Barring Routing and Switching, all CCNP solution tracks require you to pass four exams, while only three are required for the CCNP: Routing and Switching credential.

CCNP recognizes those who plan, deploy and troubleshoot local networks and wide area networks. CCNP tracks are the same as those for the CCNA, with the exception being Industrial and Cyber Ops, which are not part of the CCNP. CCNP is recommended for climbing the next step in the certification ladder — the Cisco Certified Internetwork Expert (CCIE).

CCDP recognizes skills in designing and deploying scalable and multilayer-switched networks. From the CCDP, you can move on to the Cisco Certified Design Expert (CCDE).

Expert-Level Cisco Certifications

This level includes two main certifications:

  • Cisco Certified Internetwork Expert (CCIE)
  • Cisco Certified Design Expert (CCDE)

As of July 2016, Cisco’s expert-level exams include an evolving technologies domain that targets Cloud, network programmability and the Internet of Things (IoT). This section accounts for 10% of the total exam score.

Achieving the CCIE is a career highlight for most network professionals. A CCIE has master-level technical knowledge of Cisco network products and solutions.

Subsequently, CCDE identifies experts who design network infrastructure for large enterprise environments, which often include technological, operational, business and budget aspects of any given project within that environment.

Architect-Level Cisco Certifications

The Cisco Certified Architect (CCAr) certification is perfect for those seeking key positions like network or data center architect. If you were to draw comparisons with traditional academia, a CCAr is like the PhD of the career program at Cisco. Many consider it one of the most difficult certifications to achieve.

Maintaining Cisco Certification
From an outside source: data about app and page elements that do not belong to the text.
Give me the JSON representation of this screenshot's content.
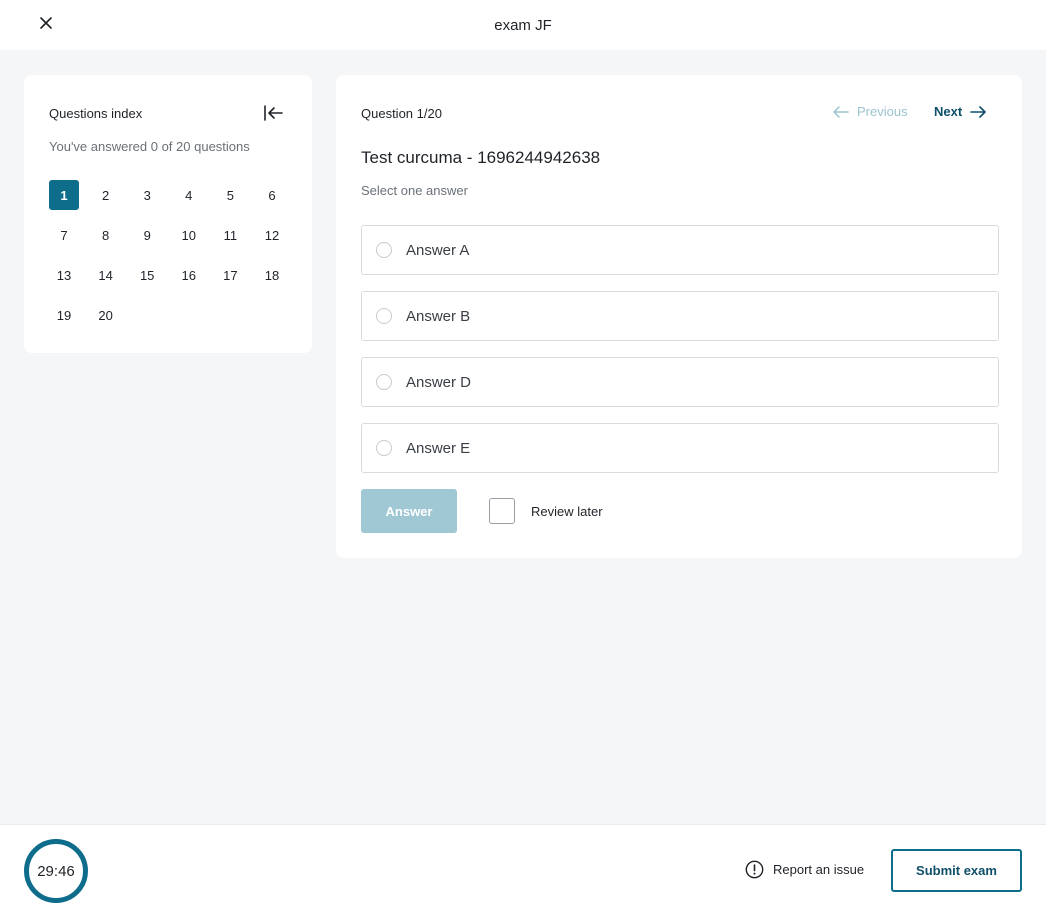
{
  "header": {
    "title": "exam JF",
    "close_icon": "close-icon"
  },
  "index": {
    "title": "Questions index",
    "collapse_icon": "collapse-left-icon",
    "summary": "You've answered 0 of 20 questions",
    "numbers": [
      "1",
      "2",
      "3",
      "4",
      "5",
      "6",
      "7",
      "8",
      "9",
      "10",
      "11",
      "12",
      "13",
      "14",
      "15",
      "16",
      "17",
      "18",
      "19",
      "20"
    ],
    "active": "1"
  },
  "question": {
    "counter": "Question 1/20",
    "previous_label": "Previous",
    "next_label": "Next",
    "title": "Test curcuma - 1696244942638",
    "instruction": "Select one answer",
    "answers": [
      "Answer A",
      "Answer B",
      "Answer D",
      "Answer E"
    ],
    "answer_button": "Answer",
    "review_label": "Review later"
  },
  "footer": {
    "timer": "29:46",
    "report_label": "Report an issue",
    "submit_label": "Submit exam"
  },
  "colors": {
    "accent": "#0e6d8a",
    "accent_dark": "#0f4f6a",
    "disabled": "#9fc8d4"
  }
}
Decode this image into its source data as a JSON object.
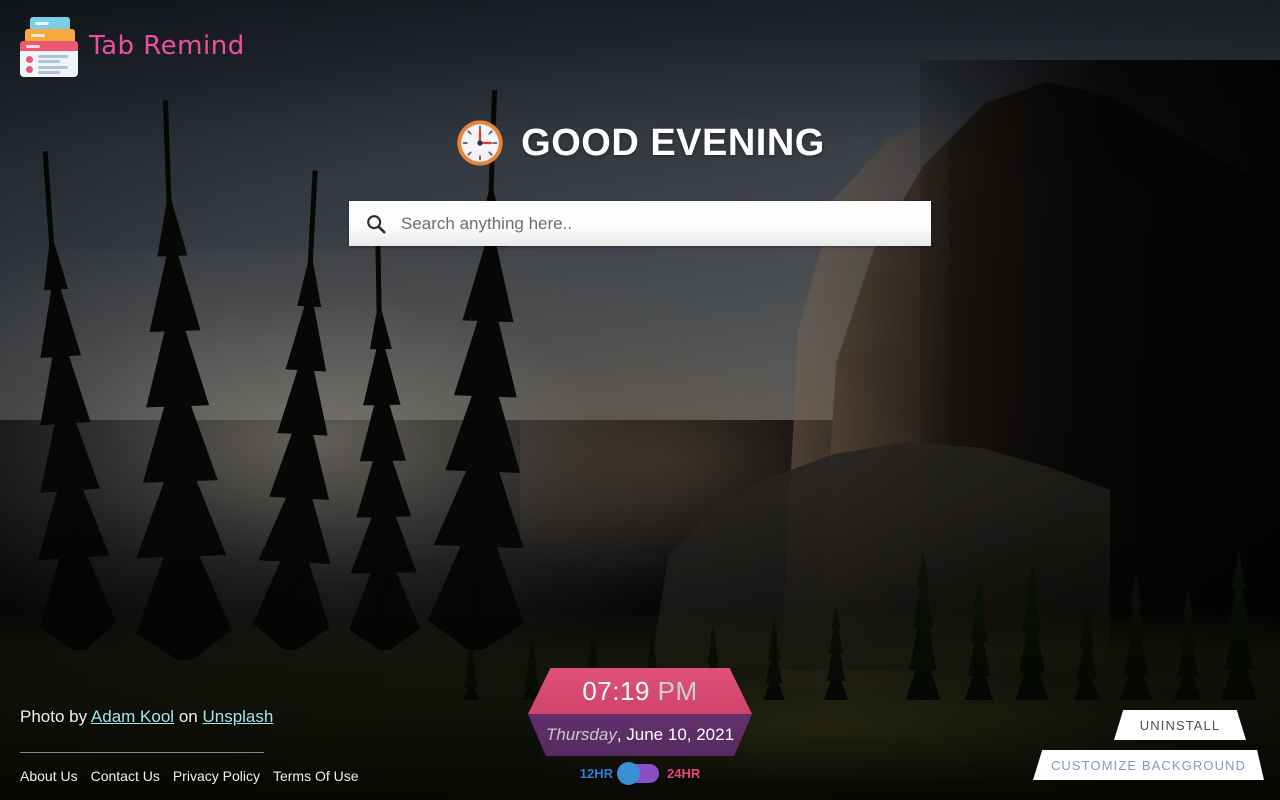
{
  "brand": {
    "name": "Tab Remind",
    "logo_icon": "stacked-tabs-icon",
    "name_color": "#ef4fa0"
  },
  "greeting": {
    "icon": "clock-icon",
    "text": "GOOD EVENING"
  },
  "search": {
    "icon": "search-icon",
    "value": "",
    "placeholder": "Search anything here.."
  },
  "clock_widget": {
    "time": "07:19",
    "meridiem": "PM",
    "day_of_week": "Thursday",
    "date_rest": ", June 10, 2021",
    "time_band_color": "#d9456f",
    "date_band_color": "#6b3a7a",
    "toggle": {
      "left_label": "12HR",
      "right_label": "24HR",
      "left_label_color": "#2f80d6",
      "right_label_color": "#e8467e",
      "track_color": "#8b4fc4",
      "knob_color": "#3b8fd4",
      "state": "12HR"
    }
  },
  "credit": {
    "prefix": "Photo by",
    "author": "Adam Kool",
    "middle": "on",
    "source": "Unsplash",
    "link_color": "#9fe8ee"
  },
  "footer": {
    "links": [
      {
        "label": "About Us"
      },
      {
        "label": "Contact Us"
      },
      {
        "label": "Privacy Policy"
      },
      {
        "label": "Terms Of Use"
      }
    ]
  },
  "actions": {
    "uninstall_label": "UNINSTALL",
    "customize_label": "CUSTOMIZE BACKGROUND"
  }
}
One of the most important things you need to know about these certifications is they are not valid forever. As the IT scene constantly evolves, certified professionals need to constantly stay abreast of all the new innovations in their respective fields. While the entry, associate and professional-level credentials are valid for three years, specialist certifications and the CCIE are each valid for two years. The CCAr is valid for five years.

Certified Cisco professionals need to clear a recertification exam after these time periods to maintain certification or move on to the next level in the program hierarchy.

How to Earn Your Next Cisco Certification

Infosec Institute can help you prepare for Cisco exams with hands-on certification Boot Camps taught by experienced security professionals. The following exams are covered by their own dedicated Boot Camp:

  • CCNA, CCENT, CCDA, CCNA: Security Boot Camp: This Cisco Certification Boot Camp is an accelerated, in-depth course featuring hands-on exercises and engaging lectures. Students enrolling in this course will earn four certifications in seven days: CCNA, CCENT, CCDA and CCNA: Security. Designed specifically for network engineers and administrators requiring full knowledge of Cisco router and switch configuration, this Boot Camp will prepare you to pass four key Cisco certifications on your first attempt.
  • CCNP Boot Camp: InfoSec Institute’s CCNP Boot Camp includes 10 full days of training from Cisco-certified industry experts, using high-end Cisco equipment in a state-of-the-art training facility. 93% of CCNP Boot Camp students pass their CCNP certification on their first attempt.

All InfoSec Boot Camps can be taken in-person or online, or you can enroll in a Mentored Online course and learn at your own pace. In a Mentored Online course, you will take the exact same course as the instructor-led Boot Camp, but carried out at your own pace.

Source: Prodefense